36. Cyperus esculentus Linnaeus var. sativus Boeckeler, Linnaea. 36: 290. 1870.
油莎草 you suo cao
Perennials. Root fibrous. Stolons several, apex swollen into a tuber; tubers ellipsoid to globose, 10-18 × 5-8 mm, conspicuously nodose, gray tomentose when old. Culms solitary, 10-40 cm tall, triquetrous, smooth, with several leaves at basal part. Leaves ± congested, longer to shorter than culm; sheath reddish brown; leaf blade yellowish green to light green, 3-6 mm wide, margin flat or revolute. Involucral bracts 3-6, basal 2 longer than inflorescence. Inflorescence a simple or compound anthela; rays 5-10, to 12 cm, base sometimes ramose. Spikes ovoid, with 5-14 laxly arranged spikelets. Spikelets distichous, linear to oblong, 1-1.5 cm × 1.6-1.8(-2) mm, subcompressed, divaricate after anthesis, 10-20-flowered; rachilla broadly winged. Glumes yellowish to golden or pale brown, ± laxly imbricate, extended at maturity, ovate to ovate-elliptic, 2.2-2.6 mm, 7-veined, margin apically white hyaline, apex truncate and mucronate. Stamens 3; anthers linear; connective prominent beyond anthers into small ovoid appendage. Style long; stigmas 3, ± long. Nutlet brownish gray, ellipsoid, ca. 1/2 as long as subtending glume, 3-sided, shiny, densely puncticulate.
Cultivated in Guangxi, Heilongjiang, Liaoning, Xinjiang, and Yunnan; collected as a naturalized plant in Shandong, Taiwan, and perhaps elsewhere [native to Mediterranean region].
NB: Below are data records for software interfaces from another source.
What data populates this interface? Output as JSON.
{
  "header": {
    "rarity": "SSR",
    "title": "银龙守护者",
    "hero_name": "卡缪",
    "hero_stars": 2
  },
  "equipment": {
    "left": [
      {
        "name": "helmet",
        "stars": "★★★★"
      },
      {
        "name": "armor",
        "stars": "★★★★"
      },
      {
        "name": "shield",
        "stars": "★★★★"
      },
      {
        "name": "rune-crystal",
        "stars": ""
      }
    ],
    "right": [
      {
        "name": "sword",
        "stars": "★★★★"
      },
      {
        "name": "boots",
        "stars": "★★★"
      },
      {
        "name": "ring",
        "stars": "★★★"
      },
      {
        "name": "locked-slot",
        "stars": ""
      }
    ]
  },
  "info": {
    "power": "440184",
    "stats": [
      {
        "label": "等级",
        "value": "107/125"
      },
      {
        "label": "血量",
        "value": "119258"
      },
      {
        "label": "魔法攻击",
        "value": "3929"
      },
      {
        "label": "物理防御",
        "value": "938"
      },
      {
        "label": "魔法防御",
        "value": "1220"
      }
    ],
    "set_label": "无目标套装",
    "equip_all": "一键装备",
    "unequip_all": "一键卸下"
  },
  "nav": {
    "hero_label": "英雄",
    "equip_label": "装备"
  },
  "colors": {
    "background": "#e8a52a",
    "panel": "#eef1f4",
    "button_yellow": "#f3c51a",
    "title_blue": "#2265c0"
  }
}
Cyperus esculentus var. esculentus occurs in the Mediterranean region and differs by having globose to ovoid tubers, anthela rays to 4 cm, and ellipsoid nutlets. Cyperus esculentus var. sativus was introduced to China before the 1970s and is now grown as an oil plant. The oil is used as an edible or industrial oil. The tubers could be used as a starch source. This herb grows and reproduces quickly and is good for soil conservation.